Lea Nienhaus, Mengfei Wu, Nadav Geva, James J. Shepherd, Mark W. B. Wilson, Vladimir Bulović, Troy Van Voorhis, Marc A. Baldo, and Moungi G. Bawendi
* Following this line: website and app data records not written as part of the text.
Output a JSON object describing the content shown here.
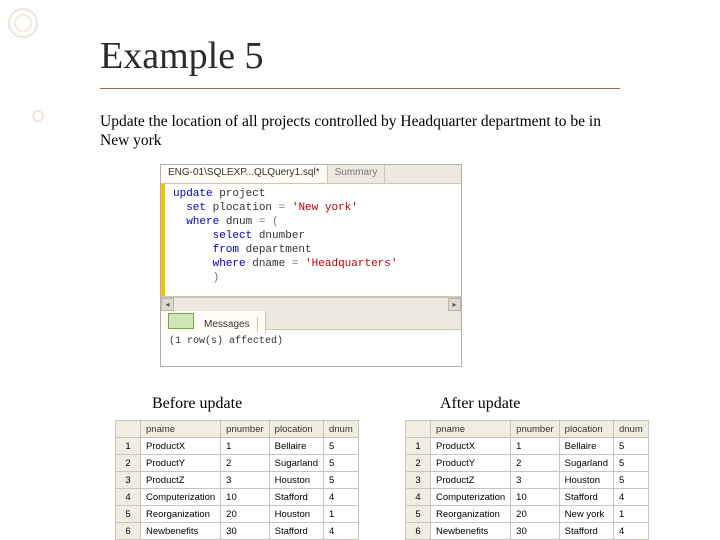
{
  "title": "Example 5",
  "description": "Update  the location of all projects controlled by Headquarter department to be in New york",
  "ssms": {
    "tab_active": "ENG-01\\SQLEXP...QLQuery1.sql*",
    "tab_inactive": "Summary",
    "sql": {
      "l1_kw1": "update",
      "l1_id": " project",
      "l2_kw1": "set",
      "l2_rest": " plocation ",
      "l2_op": "=",
      "l2_sp": " ",
      "l2_str": "'New york'",
      "l3_kw1": "where",
      "l3_rest": " dnum ",
      "l3_op": "=",
      "l3_paren": " (",
      "l4_kw1": "select",
      "l4_rest": " dnumber",
      "l5_kw1": "from",
      "l5_rest": " department",
      "l6_kw1": "where",
      "l6_rest": " dname ",
      "l6_op": "=",
      "l6_sp": " ",
      "l6_str": "'Headquarters'",
      "l7": ")"
    },
    "messages_tab": "Messages",
    "messages_text": "(1 row(s) affected)"
  },
  "labels": {
    "before": "Before update",
    "after": "After update"
  },
  "columns": {
    "c1": "pname",
    "c2": "pnumber",
    "c3": "plocation",
    "c4": "dnum"
  },
  "rowidx": {
    "r1": "1",
    "r2": "2",
    "r3": "3",
    "r4": "4",
    "r5": "5",
    "r6": "6"
  },
  "before": {
    "r1": {
      "pname": "ProductX",
      "pnumber": "1",
      "plocation": "Bellaire",
      "dnum": "5"
    },
    "r2": {
      "pname": "ProductY",
      "pnumber": "2",
      "plocation": "Sugarland",
      "dnum": "5"
    },
    "r3": {
      "pname": "ProductZ",
      "pnumber": "3",
      "plocation": "Houston",
      "dnum": "5"
    },
    "r4": {
      "pname": "Computerization",
      "pnumber": "10",
      "plocation": "Stafford",
      "dnum": "4"
    },
    "r5": {
      "pname": "Reorganization",
      "pnumber": "20",
      "plocation": "Houston",
      "dnum": "1"
    },
    "r6": {
      "pname": "Newbenefits",
      "pnumber": "30",
      "plocation": "Stafford",
      "dnum": "4"
    }
  },
  "after": {
    "r1": {
      "pname": "ProductX",
      "pnumber": "1",
      "plocation": "Bellaire",
      "dnum": "5"
    },
    "r2": {
      "pname": "ProductY",
      "pnumber": "2",
      "plocation": "Sugarland",
      "dnum": "5"
    },
    "r3": {
      "pname": "ProductZ",
      "pnumber": "3",
      "plocation": "Houston",
      "dnum": "5"
    },
    "r4": {
      "pname": "Computerization",
      "pnumber": "10",
      "plocation": "Stafford",
      "dnum": "4"
    },
    "r5": {
      "pname": "Reorganization",
      "pnumber": "20",
      "plocation": "New york",
      "dnum": "1"
    },
    "r6": {
      "pname": "Newbenefits",
      "pnumber": "30",
      "plocation": "Stafford",
      "dnum": "4"
    }
  }
}
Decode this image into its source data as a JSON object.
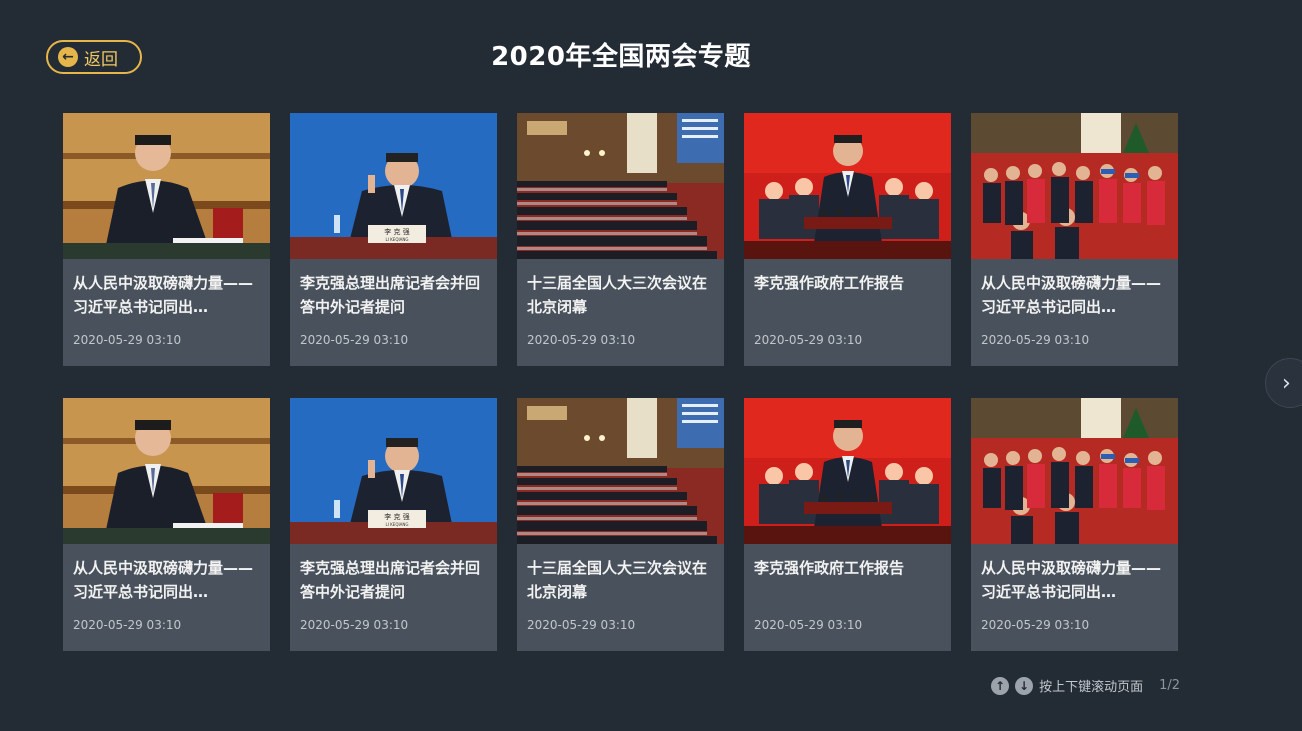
{
  "header": {
    "back_label": "返回",
    "title": "2020年全国两会专题"
  },
  "cards": [
    {
      "title": "从人民中汲取磅礴力量——习近平总书记同出…",
      "date": "2020-05-29 03:10",
      "image": "xi-meeting-photo"
    },
    {
      "title": "李克强总理出席记者会并回答中外记者提问",
      "date": "2020-05-29 03:10",
      "image": "li-press-conference-photo"
    },
    {
      "title": "十三届全国人大三次会议在北京闭幕",
      "date": "2020-05-29 03:10",
      "image": "npc-hall-photo"
    },
    {
      "title": "李克强作政府工作报告",
      "date": "2020-05-29 03:10",
      "image": "li-government-report-photo"
    },
    {
      "title": "从人民中汲取磅礴力量——习近平总书记同出…",
      "date": "2020-05-29 03:10",
      "image": "delegates-photo"
    },
    {
      "title": "从人民中汲取磅礴力量——习近平总书记同出…",
      "date": "2020-05-29 03:10",
      "image": "xi-meeting-photo"
    },
    {
      "title": "李克强总理出席记者会并回答中外记者提问",
      "date": "2020-05-29 03:10",
      "image": "li-press-conference-photo"
    },
    {
      "title": "十三届全国人大三次会议在北京闭幕",
      "date": "2020-05-29 03:10",
      "image": "npc-hall-photo"
    },
    {
      "title": "李克强作政府工作报告",
      "date": "2020-05-29 03:10",
      "image": "li-government-report-photo"
    },
    {
      "title": "从人民中汲取磅礴力量——习近平总书记同出…",
      "date": "2020-05-29 03:10",
      "image": "delegates-photo"
    }
  ],
  "footer": {
    "hint": "按上下键滚动页面",
    "page_indicator": "1/2",
    "nameplate_cn": "李 克 强",
    "nameplate_en": "LI KEQIANG"
  },
  "colors": {
    "background": "#232b35",
    "card": "#49525c",
    "accent": "#e6b64a"
  },
  "icons": {
    "back": "arrow-left-icon",
    "next": "chevron-right-icon",
    "up": "arrow-up-icon",
    "down": "arrow-down-icon"
  }
}
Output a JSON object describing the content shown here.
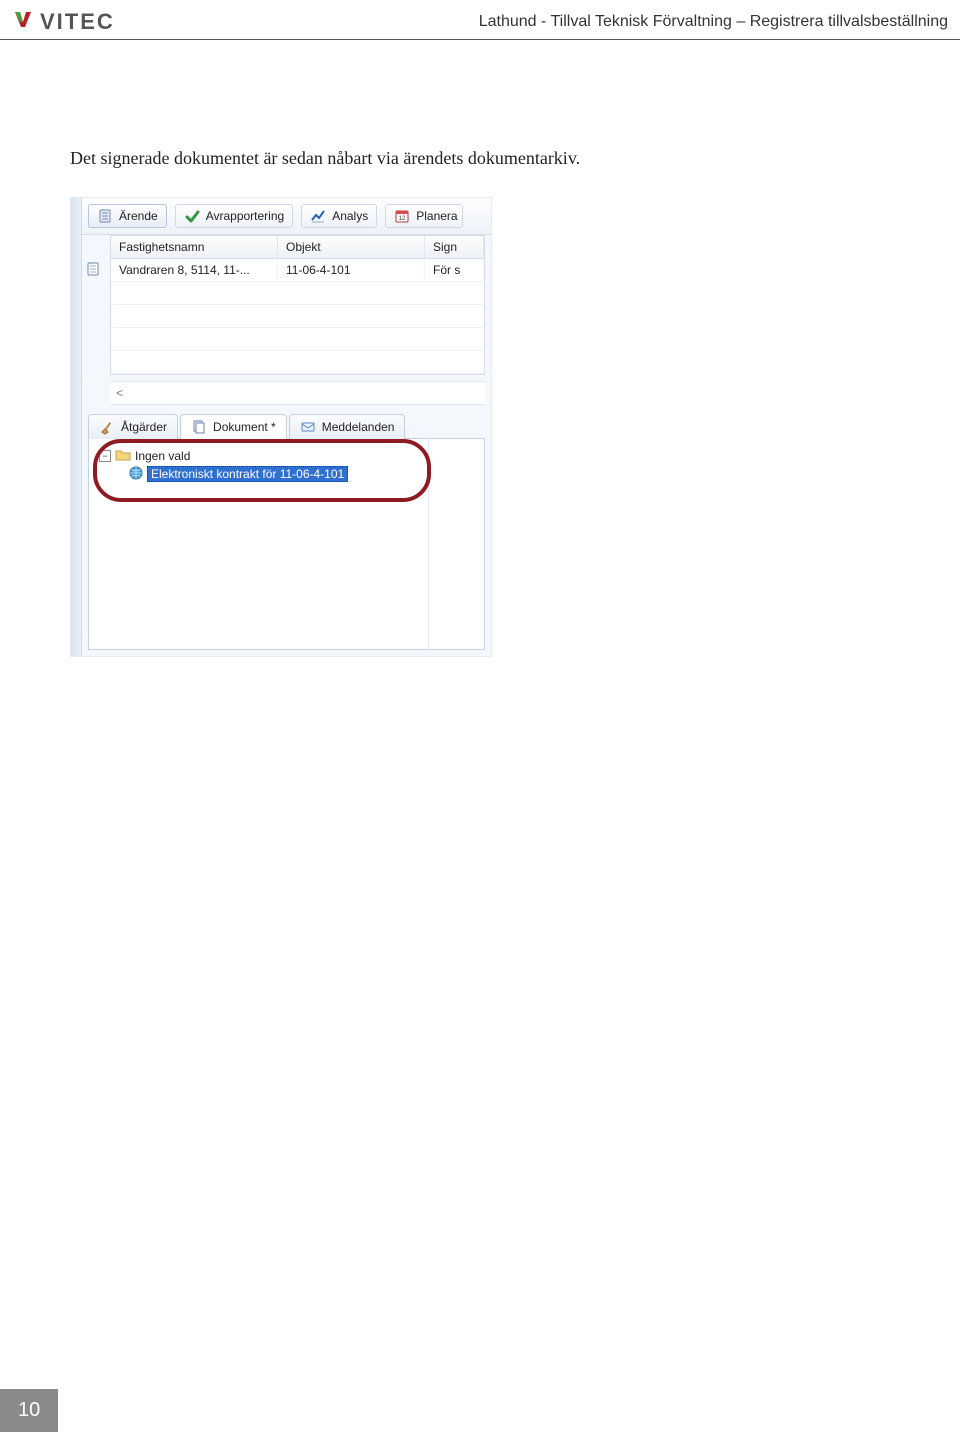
{
  "header": {
    "logo_text": "VITEC",
    "doc_title": "Lathund - Tillval Teknisk Förvaltning – Registrera tillvalsbeställning"
  },
  "body": {
    "intro_text": "Det signerade dokumentet är sedan nåbart via ärendets dokumentarkiv."
  },
  "screenshot": {
    "top_tabs": [
      {
        "label": "Ärende",
        "icon": "document-icon",
        "active": true
      },
      {
        "label": "Avrapportering",
        "icon": "check-icon",
        "active": false
      },
      {
        "label": "Analys",
        "icon": "chart-icon",
        "active": false
      },
      {
        "label": "Planera",
        "icon": "calendar-icon",
        "active": false
      }
    ],
    "grid": {
      "columns": [
        "Fastighetsnamn",
        "Objekt",
        "Sign"
      ],
      "rows": [
        {
          "c1": "Vandraren 8,  5114, 11-...",
          "c2": "11-06-4-101",
          "c3": "För s"
        }
      ],
      "scroll_left_glyph": "<"
    },
    "lower_tabs": [
      {
        "label": "Åtgärder",
        "icon": "brush-icon",
        "active": false
      },
      {
        "label": "Dokument *",
        "icon": "doc-list-icon",
        "active": true
      },
      {
        "label": "Meddelanden",
        "icon": "message-icon",
        "active": false
      }
    ],
    "tree": {
      "root_label": "Ingen vald",
      "child_label": "Elektroniskt kontrakt för 11-06-4-101"
    }
  },
  "footer": {
    "page_number": "10"
  }
}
Hybrid interfaces combining inorganic and organic materials underpin the operation of many optoelectronic and photocatalytic systems and allow for innovative approaches to photon up- and down-conversion. However, the mechanism of exchange-mediated energy transfer of spin-triplet excitons across these interfaces remains obscure, particularly when both the macroscopic donor and acceptor are composed of many separately interacting nanoscopic moieties. Here, we study the transfer of excitons from colloidal lead sulfide (PbS) nanocrystals to the spin-triplet state of rubrene molecules. By reducing the length of the carboxylic acid ligands on the nanocrystal surface from 18 to 4 carbon atoms, thinning the effective ligand shell from 13 to 6 Å, we are able to increase the characteristic transfer rate by an order of magnitude. However, we observe that the energy transfer rate asymptotes for shorter separation distances (≤10 Å) which we attribute to the reduced Dexter coupling brought on by the increased effective dielectric constant of these solid-state devices when the aliphatic ligands are short. This implies that the shortest ligands, which hinder long-term colloidal stability, offer little advantage for energy transfer. Indeed, we find that hexanoic acid ligands are already sufficient for near-unity transfer efficiency. Using nanocrystals with these optimal-length ligands in an improved solid-state device structure, we obtain an upconversion efficiency of (7 ± 1)% with excitation at λ = 808 nm.